Yesterday I sat in therapy in Santa Monica and cried. I’m not usually a crier in therapy. Normally my therapist has to draw me out, cut through the gallows humor and verbose ranting and find what I’m feeling way beneath being cleverly deflective. But yesterday I was crying because when you have anxiety or depression it’s so exhausting to live with your demons and not be recognized for making it through the day. Because the mark that you are working really hard and succeeding at taking care of yourself is that you “seem fine.” This is what we often say about people who take their own life as well: “oh, he seemed fine.” In reality, seeming fine is barely breaking even in a nonstop, 24-hour a day, seven-day a week arm-wrestling match with everything you hate about yourself, everything you’ve ever done wrong, everything you’ve yet to accomplish. There are no gold medals for barely coming out of this silent fight alive day after day, year after year. And when you wake up to find out that one of your idols didn’t made it out alive one day, you think “he had everything I want and it still didn’t make it better.” And you’re gutted.
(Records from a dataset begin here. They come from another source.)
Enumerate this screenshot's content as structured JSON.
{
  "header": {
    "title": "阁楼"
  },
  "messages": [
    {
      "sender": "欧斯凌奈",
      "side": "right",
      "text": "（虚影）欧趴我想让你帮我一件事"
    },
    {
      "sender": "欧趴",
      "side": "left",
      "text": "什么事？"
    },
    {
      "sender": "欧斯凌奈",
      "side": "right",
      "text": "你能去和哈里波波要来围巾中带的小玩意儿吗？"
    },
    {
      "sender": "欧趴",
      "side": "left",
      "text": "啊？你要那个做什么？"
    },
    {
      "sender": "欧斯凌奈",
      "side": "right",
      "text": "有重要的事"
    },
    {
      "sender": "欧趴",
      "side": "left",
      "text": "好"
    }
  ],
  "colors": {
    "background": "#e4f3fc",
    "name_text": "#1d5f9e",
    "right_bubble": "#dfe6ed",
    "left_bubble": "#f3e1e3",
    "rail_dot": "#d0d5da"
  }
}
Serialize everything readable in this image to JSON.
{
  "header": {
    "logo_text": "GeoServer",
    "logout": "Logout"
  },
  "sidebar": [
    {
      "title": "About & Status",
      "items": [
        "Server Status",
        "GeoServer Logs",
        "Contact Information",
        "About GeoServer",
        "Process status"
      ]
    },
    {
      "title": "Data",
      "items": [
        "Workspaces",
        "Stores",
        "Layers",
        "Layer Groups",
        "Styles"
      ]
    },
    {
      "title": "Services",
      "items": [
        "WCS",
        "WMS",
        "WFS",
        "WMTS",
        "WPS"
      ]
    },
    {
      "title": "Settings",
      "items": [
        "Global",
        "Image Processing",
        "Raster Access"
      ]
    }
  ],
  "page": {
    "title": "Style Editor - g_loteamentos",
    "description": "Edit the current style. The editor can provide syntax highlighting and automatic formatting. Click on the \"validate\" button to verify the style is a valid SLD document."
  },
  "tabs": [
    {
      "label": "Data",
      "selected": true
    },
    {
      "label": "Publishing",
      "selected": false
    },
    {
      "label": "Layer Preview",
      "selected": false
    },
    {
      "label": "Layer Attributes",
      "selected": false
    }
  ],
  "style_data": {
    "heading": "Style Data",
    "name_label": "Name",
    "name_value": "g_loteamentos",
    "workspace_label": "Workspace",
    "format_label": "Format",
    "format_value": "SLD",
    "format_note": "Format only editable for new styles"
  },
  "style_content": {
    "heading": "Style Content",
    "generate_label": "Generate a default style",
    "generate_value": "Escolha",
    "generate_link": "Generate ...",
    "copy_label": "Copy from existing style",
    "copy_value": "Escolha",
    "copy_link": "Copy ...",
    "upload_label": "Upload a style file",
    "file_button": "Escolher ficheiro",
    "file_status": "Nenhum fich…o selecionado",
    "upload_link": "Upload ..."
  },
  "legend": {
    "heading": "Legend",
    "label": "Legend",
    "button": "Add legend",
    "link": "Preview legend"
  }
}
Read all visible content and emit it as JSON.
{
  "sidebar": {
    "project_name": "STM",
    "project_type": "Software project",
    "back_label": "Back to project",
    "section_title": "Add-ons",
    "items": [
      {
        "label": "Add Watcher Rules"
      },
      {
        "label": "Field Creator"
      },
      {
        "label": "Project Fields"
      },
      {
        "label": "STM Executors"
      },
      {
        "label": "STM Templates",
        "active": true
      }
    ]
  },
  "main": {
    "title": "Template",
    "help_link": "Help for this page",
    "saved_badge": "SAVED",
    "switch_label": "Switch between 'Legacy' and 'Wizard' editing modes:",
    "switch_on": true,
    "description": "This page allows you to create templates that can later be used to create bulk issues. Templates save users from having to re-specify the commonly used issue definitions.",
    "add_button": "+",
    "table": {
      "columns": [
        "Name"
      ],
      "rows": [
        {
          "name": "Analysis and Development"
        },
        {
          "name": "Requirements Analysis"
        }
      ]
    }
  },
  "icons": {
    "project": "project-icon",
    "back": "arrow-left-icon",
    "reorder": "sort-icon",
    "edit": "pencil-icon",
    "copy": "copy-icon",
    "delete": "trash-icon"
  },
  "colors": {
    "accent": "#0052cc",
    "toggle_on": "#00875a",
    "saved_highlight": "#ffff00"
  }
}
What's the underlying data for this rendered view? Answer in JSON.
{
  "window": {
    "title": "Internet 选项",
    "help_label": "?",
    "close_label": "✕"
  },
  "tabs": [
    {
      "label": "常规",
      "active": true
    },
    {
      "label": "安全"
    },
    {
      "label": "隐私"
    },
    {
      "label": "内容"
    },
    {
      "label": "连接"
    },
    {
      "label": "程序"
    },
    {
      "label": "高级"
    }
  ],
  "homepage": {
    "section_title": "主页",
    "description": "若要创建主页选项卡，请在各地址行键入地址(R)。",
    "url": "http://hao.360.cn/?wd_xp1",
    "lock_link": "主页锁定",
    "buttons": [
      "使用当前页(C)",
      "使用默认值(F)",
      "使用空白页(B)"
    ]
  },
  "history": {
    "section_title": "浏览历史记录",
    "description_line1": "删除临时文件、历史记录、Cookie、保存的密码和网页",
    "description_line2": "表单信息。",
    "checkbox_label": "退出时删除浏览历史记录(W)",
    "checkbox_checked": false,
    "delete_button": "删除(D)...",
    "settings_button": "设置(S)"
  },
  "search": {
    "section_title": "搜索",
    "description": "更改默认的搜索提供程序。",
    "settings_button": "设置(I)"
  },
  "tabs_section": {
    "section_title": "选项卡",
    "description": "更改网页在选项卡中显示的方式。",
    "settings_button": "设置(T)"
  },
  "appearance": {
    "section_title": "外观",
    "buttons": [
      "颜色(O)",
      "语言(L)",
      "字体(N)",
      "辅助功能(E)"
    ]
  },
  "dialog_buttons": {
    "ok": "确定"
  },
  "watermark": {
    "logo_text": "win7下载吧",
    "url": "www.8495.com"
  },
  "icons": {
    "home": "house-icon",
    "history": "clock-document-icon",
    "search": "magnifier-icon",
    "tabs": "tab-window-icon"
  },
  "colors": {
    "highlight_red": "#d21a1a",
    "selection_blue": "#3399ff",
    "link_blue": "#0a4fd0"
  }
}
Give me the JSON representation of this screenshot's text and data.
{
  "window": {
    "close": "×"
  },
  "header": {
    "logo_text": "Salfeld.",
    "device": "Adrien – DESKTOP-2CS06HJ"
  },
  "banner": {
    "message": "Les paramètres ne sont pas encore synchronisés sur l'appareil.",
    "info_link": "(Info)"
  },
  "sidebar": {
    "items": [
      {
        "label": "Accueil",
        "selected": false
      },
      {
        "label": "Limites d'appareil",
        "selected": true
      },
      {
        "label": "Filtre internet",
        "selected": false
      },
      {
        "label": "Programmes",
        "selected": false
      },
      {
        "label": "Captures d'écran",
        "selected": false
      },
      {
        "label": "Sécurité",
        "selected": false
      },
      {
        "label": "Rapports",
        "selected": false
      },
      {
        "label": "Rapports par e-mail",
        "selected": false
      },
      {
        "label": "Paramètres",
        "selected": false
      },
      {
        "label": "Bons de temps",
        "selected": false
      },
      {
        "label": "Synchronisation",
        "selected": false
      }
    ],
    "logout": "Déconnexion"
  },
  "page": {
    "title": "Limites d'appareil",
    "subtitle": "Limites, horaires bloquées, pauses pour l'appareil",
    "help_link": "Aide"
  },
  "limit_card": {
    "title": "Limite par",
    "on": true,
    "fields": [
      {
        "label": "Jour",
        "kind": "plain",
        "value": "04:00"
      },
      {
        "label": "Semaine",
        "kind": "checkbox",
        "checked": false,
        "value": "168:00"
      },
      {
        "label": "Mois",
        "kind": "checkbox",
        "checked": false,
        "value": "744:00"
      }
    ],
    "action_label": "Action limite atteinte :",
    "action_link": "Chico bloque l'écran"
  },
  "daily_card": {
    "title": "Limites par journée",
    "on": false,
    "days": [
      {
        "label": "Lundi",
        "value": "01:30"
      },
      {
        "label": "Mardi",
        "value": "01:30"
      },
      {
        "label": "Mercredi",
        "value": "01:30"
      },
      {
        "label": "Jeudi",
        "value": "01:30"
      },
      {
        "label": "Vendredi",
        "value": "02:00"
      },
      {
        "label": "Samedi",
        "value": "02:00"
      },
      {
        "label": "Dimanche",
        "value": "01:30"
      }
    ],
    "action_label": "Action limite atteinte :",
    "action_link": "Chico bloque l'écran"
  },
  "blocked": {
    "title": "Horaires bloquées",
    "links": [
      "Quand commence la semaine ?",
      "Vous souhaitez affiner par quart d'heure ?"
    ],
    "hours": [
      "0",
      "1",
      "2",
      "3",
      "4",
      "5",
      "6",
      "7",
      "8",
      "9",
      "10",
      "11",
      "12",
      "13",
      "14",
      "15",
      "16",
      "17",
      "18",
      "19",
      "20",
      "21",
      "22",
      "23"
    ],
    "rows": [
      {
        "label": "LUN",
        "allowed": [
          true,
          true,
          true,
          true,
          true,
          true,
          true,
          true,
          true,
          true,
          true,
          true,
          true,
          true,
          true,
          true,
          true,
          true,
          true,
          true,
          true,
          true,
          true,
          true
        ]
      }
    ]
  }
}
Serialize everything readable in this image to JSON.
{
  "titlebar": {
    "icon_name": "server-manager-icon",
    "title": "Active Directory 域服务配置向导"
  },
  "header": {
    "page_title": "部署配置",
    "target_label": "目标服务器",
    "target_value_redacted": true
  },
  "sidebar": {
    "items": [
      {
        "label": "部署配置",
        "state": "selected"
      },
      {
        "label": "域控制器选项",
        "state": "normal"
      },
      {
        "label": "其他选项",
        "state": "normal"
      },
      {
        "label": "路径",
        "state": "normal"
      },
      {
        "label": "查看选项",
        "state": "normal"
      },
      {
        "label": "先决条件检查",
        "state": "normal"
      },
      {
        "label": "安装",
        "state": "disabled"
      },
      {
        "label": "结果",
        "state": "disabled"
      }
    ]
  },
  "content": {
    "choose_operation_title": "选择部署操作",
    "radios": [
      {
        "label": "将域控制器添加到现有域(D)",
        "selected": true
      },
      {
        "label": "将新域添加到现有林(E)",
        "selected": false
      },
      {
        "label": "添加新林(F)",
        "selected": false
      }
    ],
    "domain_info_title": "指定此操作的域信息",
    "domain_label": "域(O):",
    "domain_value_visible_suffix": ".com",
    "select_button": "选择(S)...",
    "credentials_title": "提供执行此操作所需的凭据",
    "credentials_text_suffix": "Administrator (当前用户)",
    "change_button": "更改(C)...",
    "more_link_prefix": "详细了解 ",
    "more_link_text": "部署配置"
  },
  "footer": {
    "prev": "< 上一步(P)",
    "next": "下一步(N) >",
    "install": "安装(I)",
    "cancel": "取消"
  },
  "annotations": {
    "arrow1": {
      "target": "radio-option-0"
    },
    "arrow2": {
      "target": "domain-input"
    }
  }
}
We shouldn’t have to outlive our idols. I don’t want to be at the end of an essay about another dead fave. I don’t want to have taken the experience of waking up to this news and crying all the way to work and put it into this thing you’re reading now. Somehow they should arrange life so everything good is immortal or so we all die at once holding hands after eating better than we deserve. Until they figure that out, we’re still here. We’re still slogging through the shit. We’re still grieving everything we’ve lost with each successive dead celebrity. It’s ripples and it’s tidal waves. But at the same time that we have to pick up the pieces over and over, we get to. We get to live. And as fucked up and shitty as it is to keep going some times, that’s just the bitter that makes the sweet all the better. It’s the food poisoning that makes you appreciate your next perfect meal.
So here we go again into another day, week, year, armed with the same trite nonsense that at the same time is the only rallying cry that makes any sense, the one Bourdain made the center of his life’s work: let’s go have some fun and eat some food and make the best of this weird ride. But even more, keep doing your work. Keep being imperfect and dark and exactly who you are. Because someday you could end up on TV telling some little anxious girl to eat the food, to call herself a writer, to take a breath and jump off that diving board. Because who knows what amazing story waits in the water.